Would you return the records below character for character, without any images?

[Component data from apps and pages]
================================
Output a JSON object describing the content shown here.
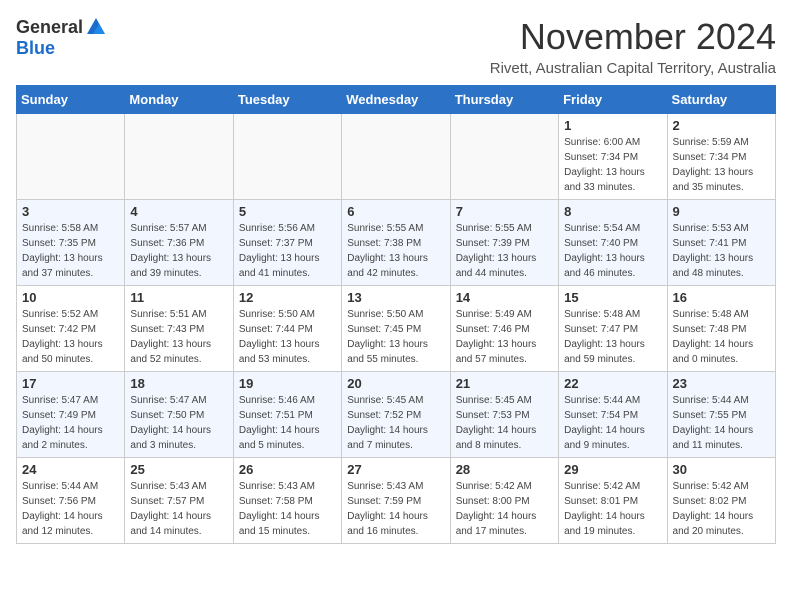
{
  "logo": {
    "general": "General",
    "blue": "Blue"
  },
  "header": {
    "month": "November 2024",
    "location": "Rivett, Australian Capital Territory, Australia"
  },
  "weekdays": [
    "Sunday",
    "Monday",
    "Tuesday",
    "Wednesday",
    "Thursday",
    "Friday",
    "Saturday"
  ],
  "weeks": [
    [
      {
        "day": "",
        "info": ""
      },
      {
        "day": "",
        "info": ""
      },
      {
        "day": "",
        "info": ""
      },
      {
        "day": "",
        "info": ""
      },
      {
        "day": "",
        "info": ""
      },
      {
        "day": "1",
        "info": "Sunrise: 6:00 AM\nSunset: 7:34 PM\nDaylight: 13 hours\nand 33 minutes."
      },
      {
        "day": "2",
        "info": "Sunrise: 5:59 AM\nSunset: 7:34 PM\nDaylight: 13 hours\nand 35 minutes."
      }
    ],
    [
      {
        "day": "3",
        "info": "Sunrise: 5:58 AM\nSunset: 7:35 PM\nDaylight: 13 hours\nand 37 minutes."
      },
      {
        "day": "4",
        "info": "Sunrise: 5:57 AM\nSunset: 7:36 PM\nDaylight: 13 hours\nand 39 minutes."
      },
      {
        "day": "5",
        "info": "Sunrise: 5:56 AM\nSunset: 7:37 PM\nDaylight: 13 hours\nand 41 minutes."
      },
      {
        "day": "6",
        "info": "Sunrise: 5:55 AM\nSunset: 7:38 PM\nDaylight: 13 hours\nand 42 minutes."
      },
      {
        "day": "7",
        "info": "Sunrise: 5:55 AM\nSunset: 7:39 PM\nDaylight: 13 hours\nand 44 minutes."
      },
      {
        "day": "8",
        "info": "Sunrise: 5:54 AM\nSunset: 7:40 PM\nDaylight: 13 hours\nand 46 minutes."
      },
      {
        "day": "9",
        "info": "Sunrise: 5:53 AM\nSunset: 7:41 PM\nDaylight: 13 hours\nand 48 minutes."
      }
    ],
    [
      {
        "day": "10",
        "info": "Sunrise: 5:52 AM\nSunset: 7:42 PM\nDaylight: 13 hours\nand 50 minutes."
      },
      {
        "day": "11",
        "info": "Sunrise: 5:51 AM\nSunset: 7:43 PM\nDaylight: 13 hours\nand 52 minutes."
      },
      {
        "day": "12",
        "info": "Sunrise: 5:50 AM\nSunset: 7:44 PM\nDaylight: 13 hours\nand 53 minutes."
      },
      {
        "day": "13",
        "info": "Sunrise: 5:50 AM\nSunset: 7:45 PM\nDaylight: 13 hours\nand 55 minutes."
      },
      {
        "day": "14",
        "info": "Sunrise: 5:49 AM\nSunset: 7:46 PM\nDaylight: 13 hours\nand 57 minutes."
      },
      {
        "day": "15",
        "info": "Sunrise: 5:48 AM\nSunset: 7:47 PM\nDaylight: 13 hours\nand 59 minutes."
      },
      {
        "day": "16",
        "info": "Sunrise: 5:48 AM\nSunset: 7:48 PM\nDaylight: 14 hours\nand 0 minutes."
      }
    ],
    [
      {
        "day": "17",
        "info": "Sunrise: 5:47 AM\nSunset: 7:49 PM\nDaylight: 14 hours\nand 2 minutes."
      },
      {
        "day": "18",
        "info": "Sunrise: 5:47 AM\nSunset: 7:50 PM\nDaylight: 14 hours\nand 3 minutes."
      },
      {
        "day": "19",
        "info": "Sunrise: 5:46 AM\nSunset: 7:51 PM\nDaylight: 14 hours\nand 5 minutes."
      },
      {
        "day": "20",
        "info": "Sunrise: 5:45 AM\nSunset: 7:52 PM\nDaylight: 14 hours\nand 7 minutes."
      },
      {
        "day": "21",
        "info": "Sunrise: 5:45 AM\nSunset: 7:53 PM\nDaylight: 14 hours\nand 8 minutes."
      },
      {
        "day": "22",
        "info": "Sunrise: 5:44 AM\nSunset: 7:54 PM\nDaylight: 14 hours\nand 9 minutes."
      },
      {
        "day": "23",
        "info": "Sunrise: 5:44 AM\nSunset: 7:55 PM\nDaylight: 14 hours\nand 11 minutes."
      }
    ],
    [
      {
        "day": "24",
        "info": "Sunrise: 5:44 AM\nSunset: 7:56 PM\nDaylight: 14 hours\nand 12 minutes."
      },
      {
        "day": "25",
        "info": "Sunrise: 5:43 AM\nSunset: 7:57 PM\nDaylight: 14 hours\nand 14 minutes."
      },
      {
        "day": "26",
        "info": "Sunrise: 5:43 AM\nSunset: 7:58 PM\nDaylight: 14 hours\nand 15 minutes."
      },
      {
        "day": "27",
        "info": "Sunrise: 5:43 AM\nSunset: 7:59 PM\nDaylight: 14 hours\nand 16 minutes."
      },
      {
        "day": "28",
        "info": "Sunrise: 5:42 AM\nSunset: 8:00 PM\nDaylight: 14 hours\nand 17 minutes."
      },
      {
        "day": "29",
        "info": "Sunrise: 5:42 AM\nSunset: 8:01 PM\nDaylight: 14 hours\nand 19 minutes."
      },
      {
        "day": "30",
        "info": "Sunrise: 5:42 AM\nSunset: 8:02 PM\nDaylight: 14 hours\nand 20 minutes."
      }
    ]
  ]
}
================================
-- SOLUTION TO THE EXERCISE --
Output a JSON object describing the content shown here.
{
  "logo": {
    "general": "General",
    "blue": "Blue"
  },
  "header": {
    "month": "November 2024",
    "location": "Rivett, Australian Capital Territory, Australia"
  },
  "weekdays": [
    "Sunday",
    "Monday",
    "Tuesday",
    "Wednesday",
    "Thursday",
    "Friday",
    "Saturday"
  ],
  "weeks": [
    [
      {
        "day": "",
        "info": ""
      },
      {
        "day": "",
        "info": ""
      },
      {
        "day": "",
        "info": ""
      },
      {
        "day": "",
        "info": ""
      },
      {
        "day": "",
        "info": ""
      },
      {
        "day": "1",
        "info": "Sunrise: 6:00 AM\nSunset: 7:34 PM\nDaylight: 13 hours\nand 33 minutes."
      },
      {
        "day": "2",
        "info": "Sunrise: 5:59 AM\nSunset: 7:34 PM\nDaylight: 13 hours\nand 35 minutes."
      }
    ],
    [
      {
        "day": "3",
        "info": "Sunrise: 5:58 AM\nSunset: 7:35 PM\nDaylight: 13 hours\nand 37 minutes."
      },
      {
        "day": "4",
        "info": "Sunrise: 5:57 AM\nSunset: 7:36 PM\nDaylight: 13 hours\nand 39 minutes."
      },
      {
        "day": "5",
        "info": "Sunrise: 5:56 AM\nSunset: 7:37 PM\nDaylight: 13 hours\nand 41 minutes."
      },
      {
        "day": "6",
        "info": "Sunrise: 5:55 AM\nSunset: 7:38 PM\nDaylight: 13 hours\nand 42 minutes."
      },
      {
        "day": "7",
        "info": "Sunrise: 5:55 AM\nSunset: 7:39 PM\nDaylight: 13 hours\nand 44 minutes."
      },
      {
        "day": "8",
        "info": "Sunrise: 5:54 AM\nSunset: 7:40 PM\nDaylight: 13 hours\nand 46 minutes."
      },
      {
        "day": "9",
        "info": "Sunrise: 5:53 AM\nSunset: 7:41 PM\nDaylight: 13 hours\nand 48 minutes."
      }
    ],
    [
      {
        "day": "10",
        "info": "Sunrise: 5:52 AM\nSunset: 7:42 PM\nDaylight: 13 hours\nand 50 minutes."
      },
      {
        "day": "11",
        "info": "Sunrise: 5:51 AM\nSunset: 7:43 PM\nDaylight: 13 hours\nand 52 minutes."
      },
      {
        "day": "12",
        "info": "Sunrise: 5:50 AM\nSunset: 7:44 PM\nDaylight: 13 hours\nand 53 minutes."
      },
      {
        "day": "13",
        "info": "Sunrise: 5:50 AM\nSunset: 7:45 PM\nDaylight: 13 hours\nand 55 minutes."
      },
      {
        "day": "14",
        "info": "Sunrise: 5:49 AM\nSunset: 7:46 PM\nDaylight: 13 hours\nand 57 minutes."
      },
      {
        "day": "15",
        "info": "Sunrise: 5:48 AM\nSunset: 7:47 PM\nDaylight: 13 hours\nand 59 minutes."
      },
      {
        "day": "16",
        "info": "Sunrise: 5:48 AM\nSunset: 7:48 PM\nDaylight: 14 hours\nand 0 minutes."
      }
    ],
    [
      {
        "day": "17",
        "info": "Sunrise: 5:47 AM\nSunset: 7:49 PM\nDaylight: 14 hours\nand 2 minutes."
      },
      {
        "day": "18",
        "info": "Sunrise: 5:47 AM\nSunset: 7:50 PM\nDaylight: 14 hours\nand 3 minutes."
      },
      {
        "day": "19",
        "info": "Sunrise: 5:46 AM\nSunset: 7:51 PM\nDaylight: 14 hours\nand 5 minutes."
      },
      {
        "day": "20",
        "info": "Sunrise: 5:45 AM\nSunset: 7:52 PM\nDaylight: 14 hours\nand 7 minutes."
      },
      {
        "day": "21",
        "info": "Sunrise: 5:45 AM\nSunset: 7:53 PM\nDaylight: 14 hours\nand 8 minutes."
      },
      {
        "day": "22",
        "info": "Sunrise: 5:44 AM\nSunset: 7:54 PM\nDaylight: 14 hours\nand 9 minutes."
      },
      {
        "day": "23",
        "info": "Sunrise: 5:44 AM\nSunset: 7:55 PM\nDaylight: 14 hours\nand 11 minutes."
      }
    ],
    [
      {
        "day": "24",
        "info": "Sunrise: 5:44 AM\nSunset: 7:56 PM\nDaylight: 14 hours\nand 12 minutes."
      },
      {
        "day": "25",
        "info": "Sunrise: 5:43 AM\nSunset: 7:57 PM\nDaylight: 14 hours\nand 14 minutes."
      },
      {
        "day": "26",
        "info": "Sunrise: 5:43 AM\nSunset: 7:58 PM\nDaylight: 14 hours\nand 15 minutes."
      },
      {
        "day": "27",
        "info": "Sunrise: 5:43 AM\nSunset: 7:59 PM\nDaylight: 14 hours\nand 16 minutes."
      },
      {
        "day": "28",
        "info": "Sunrise: 5:42 AM\nSunset: 8:00 PM\nDaylight: 14 hours\nand 17 minutes."
      },
      {
        "day": "29",
        "info": "Sunrise: 5:42 AM\nSunset: 8:01 PM\nDaylight: 14 hours\nand 19 minutes."
      },
      {
        "day": "30",
        "info": "Sunrise: 5:42 AM\nSunset: 8:02 PM\nDaylight: 14 hours\nand 20 minutes."
      }
    ]
  ]
}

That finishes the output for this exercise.